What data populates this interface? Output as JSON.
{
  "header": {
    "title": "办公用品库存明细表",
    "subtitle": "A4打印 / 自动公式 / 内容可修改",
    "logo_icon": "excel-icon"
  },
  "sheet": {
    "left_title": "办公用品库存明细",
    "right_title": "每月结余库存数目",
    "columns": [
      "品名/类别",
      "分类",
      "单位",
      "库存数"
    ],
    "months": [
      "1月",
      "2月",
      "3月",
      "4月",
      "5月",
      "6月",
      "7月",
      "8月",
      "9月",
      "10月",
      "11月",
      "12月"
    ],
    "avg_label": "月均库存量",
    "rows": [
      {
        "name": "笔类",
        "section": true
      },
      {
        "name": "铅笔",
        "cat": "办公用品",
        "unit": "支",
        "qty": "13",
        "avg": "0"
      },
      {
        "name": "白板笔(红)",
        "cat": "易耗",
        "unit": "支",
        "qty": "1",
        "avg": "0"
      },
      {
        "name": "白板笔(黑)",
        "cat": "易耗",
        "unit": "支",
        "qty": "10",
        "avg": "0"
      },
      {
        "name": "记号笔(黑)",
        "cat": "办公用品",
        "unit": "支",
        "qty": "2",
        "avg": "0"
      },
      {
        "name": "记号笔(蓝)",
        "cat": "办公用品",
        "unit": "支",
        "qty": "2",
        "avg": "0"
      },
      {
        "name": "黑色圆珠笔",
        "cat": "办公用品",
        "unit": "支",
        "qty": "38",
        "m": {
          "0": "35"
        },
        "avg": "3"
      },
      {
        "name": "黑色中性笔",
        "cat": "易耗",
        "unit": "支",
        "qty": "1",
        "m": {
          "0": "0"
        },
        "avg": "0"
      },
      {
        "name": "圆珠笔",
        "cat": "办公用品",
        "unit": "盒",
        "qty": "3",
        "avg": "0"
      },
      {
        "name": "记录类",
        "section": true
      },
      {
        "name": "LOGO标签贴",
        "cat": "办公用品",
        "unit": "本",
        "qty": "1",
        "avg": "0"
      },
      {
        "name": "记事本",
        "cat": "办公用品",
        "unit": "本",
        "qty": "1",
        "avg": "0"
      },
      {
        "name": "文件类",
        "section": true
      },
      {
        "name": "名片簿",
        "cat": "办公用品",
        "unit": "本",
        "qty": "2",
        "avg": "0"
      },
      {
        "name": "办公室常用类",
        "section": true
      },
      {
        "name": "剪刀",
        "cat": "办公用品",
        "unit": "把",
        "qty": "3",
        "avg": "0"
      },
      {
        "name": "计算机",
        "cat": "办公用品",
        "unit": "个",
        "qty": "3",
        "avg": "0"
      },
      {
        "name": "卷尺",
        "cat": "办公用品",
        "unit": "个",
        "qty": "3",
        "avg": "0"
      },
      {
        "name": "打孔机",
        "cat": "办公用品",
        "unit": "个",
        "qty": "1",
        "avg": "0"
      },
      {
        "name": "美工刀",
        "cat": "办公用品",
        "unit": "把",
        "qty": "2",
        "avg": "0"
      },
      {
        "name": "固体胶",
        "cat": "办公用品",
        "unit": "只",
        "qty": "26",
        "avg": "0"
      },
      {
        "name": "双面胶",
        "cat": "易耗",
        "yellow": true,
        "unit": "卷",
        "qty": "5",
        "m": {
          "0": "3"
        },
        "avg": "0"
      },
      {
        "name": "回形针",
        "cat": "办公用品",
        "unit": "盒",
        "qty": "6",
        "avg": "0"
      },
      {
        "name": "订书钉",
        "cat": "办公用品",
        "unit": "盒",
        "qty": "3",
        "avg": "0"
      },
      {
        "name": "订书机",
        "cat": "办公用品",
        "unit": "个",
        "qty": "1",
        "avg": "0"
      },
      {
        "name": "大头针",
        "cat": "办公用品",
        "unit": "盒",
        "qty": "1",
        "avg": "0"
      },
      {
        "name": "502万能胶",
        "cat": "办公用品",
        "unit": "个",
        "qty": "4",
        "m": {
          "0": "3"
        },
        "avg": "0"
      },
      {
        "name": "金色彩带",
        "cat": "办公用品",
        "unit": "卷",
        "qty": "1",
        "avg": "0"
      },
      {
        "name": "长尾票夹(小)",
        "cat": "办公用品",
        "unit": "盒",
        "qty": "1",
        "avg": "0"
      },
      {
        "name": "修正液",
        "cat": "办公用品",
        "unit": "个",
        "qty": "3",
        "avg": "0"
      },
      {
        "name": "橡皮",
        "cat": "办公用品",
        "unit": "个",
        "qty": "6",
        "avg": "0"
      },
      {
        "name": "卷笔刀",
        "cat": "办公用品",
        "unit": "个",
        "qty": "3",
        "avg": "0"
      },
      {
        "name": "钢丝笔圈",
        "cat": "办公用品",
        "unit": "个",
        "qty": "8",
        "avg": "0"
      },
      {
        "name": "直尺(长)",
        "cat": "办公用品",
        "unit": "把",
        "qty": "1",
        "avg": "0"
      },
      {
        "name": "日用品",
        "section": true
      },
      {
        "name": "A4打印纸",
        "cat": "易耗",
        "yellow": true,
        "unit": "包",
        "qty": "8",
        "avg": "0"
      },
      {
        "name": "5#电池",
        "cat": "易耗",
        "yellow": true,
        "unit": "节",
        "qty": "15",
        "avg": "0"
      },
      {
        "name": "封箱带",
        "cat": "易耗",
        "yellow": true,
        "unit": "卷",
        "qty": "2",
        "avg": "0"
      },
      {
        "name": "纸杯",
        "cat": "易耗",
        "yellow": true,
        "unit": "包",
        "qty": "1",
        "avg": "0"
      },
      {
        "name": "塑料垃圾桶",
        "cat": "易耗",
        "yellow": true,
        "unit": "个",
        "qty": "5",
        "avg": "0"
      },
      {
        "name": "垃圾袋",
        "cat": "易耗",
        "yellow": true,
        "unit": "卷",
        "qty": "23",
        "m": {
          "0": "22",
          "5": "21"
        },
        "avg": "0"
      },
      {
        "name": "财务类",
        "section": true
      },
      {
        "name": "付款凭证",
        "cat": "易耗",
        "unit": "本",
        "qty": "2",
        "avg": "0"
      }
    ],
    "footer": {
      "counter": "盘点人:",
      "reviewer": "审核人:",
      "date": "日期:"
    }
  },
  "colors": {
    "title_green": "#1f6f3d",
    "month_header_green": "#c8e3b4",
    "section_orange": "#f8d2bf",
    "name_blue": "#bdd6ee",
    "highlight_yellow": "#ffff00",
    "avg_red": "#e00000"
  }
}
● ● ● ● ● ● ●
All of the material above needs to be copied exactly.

What data populates this interface? Output as JSON.
{
  "header": {
    "title": "办公用品库存明细表",
    "subtitle": "A4打印 / 自动公式 / 内容可修改",
    "logo_icon": "excel-icon"
  },
  "sheet": {
    "left_title": "办公用品库存明细",
    "right_title": "每月结余库存数目",
    "columns": [
      "品名/类别",
      "分类",
      "单位",
      "库存数"
    ],
    "months": [
      "1月",
      "2月",
      "3月",
      "4月",
      "5月",
      "6月",
      "7月",
      "8月",
      "9月",
      "10月",
      "11月",
      "12月"
    ],
    "avg_label": "月均库存量",
    "rows": [
      {
        "name": "笔类",
        "section": true
      },
      {
        "name": "铅笔",
        "cat": "办公用品",
        "unit": "支",
        "qty": "13",
        "avg": "0"
      },
      {
        "name": "白板笔(红)",
        "cat": "易耗",
        "unit": "支",
        "qty": "1",
        "avg": "0"
      },
      {
        "name": "白板笔(黑)",
        "cat": "易耗",
        "unit": "支",
        "qty": "10",
        "avg": "0"
      },
      {
        "name": "记号笔(黑)",
        "cat": "办公用品",
        "unit": "支",
        "qty": "2",
        "avg": "0"
      },
      {
        "name": "记号笔(蓝)",
        "cat": "办公用品",
        "unit": "支",
        "qty": "2",
        "avg": "0"
      },
      {
        "name": "黑色圆珠笔",
        "cat": "办公用品",
        "unit": "支",
        "qty": "38",
        "m": {
          "0": "35"
        },
        "avg": "3"
      },
      {
        "name": "黑色中性笔",
        "cat": "易耗",
        "unit": "支",
        "qty": "1",
        "m": {
          "0": "0"
        },
        "avg": "0"
      },
      {
        "name": "圆珠笔",
        "cat": "办公用品",
        "unit": "盒",
        "qty": "3",
        "avg": "0"
      },
      {
        "name": "记录类",
        "section": true
      },
      {
        "name": "LOGO标签贴",
        "cat": "办公用品",
        "unit": "本",
        "qty": "1",
        "avg": "0"
      },
      {
        "name": "记事本",
        "cat": "办公用品",
        "unit": "本",
        "qty": "1",
        "avg": "0"
      },
      {
        "name": "文件类",
        "section": true
      },
      {
        "name": "名片簿",
        "cat": "办公用品",
        "unit": "本",
        "qty": "2",
        "avg": "0"
      },
      {
        "name": "办公室常用类",
        "section": true
      },
      {
        "name": "剪刀",
        "cat": "办公用品",
        "unit": "把",
        "qty": "3",
        "avg": "0"
      },
      {
        "name": "计算机",
        "cat": "办公用品",
        "unit": "个",
        "qty": "3",
        "avg": "0"
      },
      {
        "name": "卷尺",
        "cat": "办公用品",
        "unit": "个",
        "qty": "3",
        "avg": "0"
      },
      {
        "name": "打孔机",
        "cat": "办公用品",
        "unit": "个",
        "qty": "1",
        "avg": "0"
      },
      {
        "name": "美工刀",
        "cat": "办公用品",
        "unit": "把",
        "qty": "2",
        "avg": "0"
      },
      {
        "name": "固体胶",
        "cat": "办公用品",
        "unit": "只",
        "qty": "26",
        "avg": "0"
      },
      {
        "name": "双面胶",
        "cat": "易耗",
        "yellow": true,
        "unit": "卷",
        "qty": "5",
        "m": {
          "0": "3"
        },
        "avg": "0"
      },
      {
        "name": "回形针",
        "cat": "办公用品",
        "unit": "盒",
        "qty": "6",
        "avg": "0"
      },
      {
        "name": "订书钉",
        "cat": "办公用品",
        "unit": "盒",
        "qty": "3",
        "avg": "0"
      },
      {
        "name": "订书机",
        "cat": "办公用品",
        "unit": "个",
        "qty": "1",
        "avg": "0"
      },
      {
        "name": "大头针",
        "cat": "办公用品",
        "unit": "盒",
        "qty": "1",
        "avg": "0"
      },
      {
        "name": "502万能胶",
        "cat": "办公用品",
        "unit": "个",
        "qty": "4",
        "m": {
          "0": "3"
        },
        "avg": "0"
      },
      {
        "name": "金色彩带",
        "cat": "办公用品",
        "unit": "卷",
        "qty": "1",
        "avg": "0"
      },
      {
        "name": "长尾票夹(小)",
        "cat": "办公用品",
        "unit": "盒",
        "qty": "1",
        "avg": "0"
      },
      {
        "name": "修正液",
        "cat": "办公用品",
        "unit": "个",
        "qty": "3",
        "avg": "0"
      },
      {
        "name": "橡皮",
        "cat": "办公用品",
        "unit": "个",
        "qty": "6",
        "avg": "0"
      },
      {
        "name": "卷笔刀",
        "cat": "办公用品",
        "unit": "个",
        "qty": "3",
        "avg": "0"
      },
      {
        "name": "钢丝笔圈",
        "cat": "办公用品",
        "unit": "个",
        "qty": "8",
        "avg": "0"
      },
      {
        "name": "直尺(长)",
        "cat": "办公用品",
        "unit": "把",
        "qty": "1",
        "avg": "0"
      },
      {
        "name": "日用品",
        "section": true
      },
      {
        "name": "A4打印纸",
        "cat": "易耗",
        "yellow": true,
        "unit": "包",
        "qty": "8",
        "avg": "0"
      },
      {
        "name": "5#电池",
        "cat": "易耗",
        "yellow": true,
        "unit": "节",
        "qty": "15",
        "avg": "0"
      },
      {
        "name": "封箱带",
        "cat": "易耗",
        "yellow": true,
        "unit": "卷",
        "qty": "2",
        "avg": "0"
      },
      {
        "name": "纸杯",
        "cat": "易耗",
        "yellow": true,
        "unit": "包",
        "qty": "1",
        "avg": "0"
      },
      {
        "name": "塑料垃圾桶",
        "cat": "易耗",
        "yellow": true,
        "unit": "个",
        "qty": "5",
        "avg": "0"
      },
      {
        "name": "垃圾袋",
        "cat": "易耗",
        "yellow": true,
        "unit": "卷",
        "qty": "23",
        "m": {
          "0": "22",
          "5": "21"
        },
        "avg": "0"
      },
      {
        "name": "财务类",
        "section": true
      },
      {
        "name": "付款凭证",
        "cat": "易耗",
        "unit": "本",
        "qty": "2",
        "avg": "0"
      }
    ],
    "footer": {
      "counter": "盘点人:",
      "reviewer": "审核人:",
      "date": "日期:"
    }
  },
  "colors": {
    "title_green": "#1f6f3d",
    "month_header_green": "#c8e3b4",
    "section_orange": "#f8d2bf",
    "name_blue": "#bdd6ee",
    "highlight_yellow": "#ffff00",
    "avg_red": "#e00000"
  }
}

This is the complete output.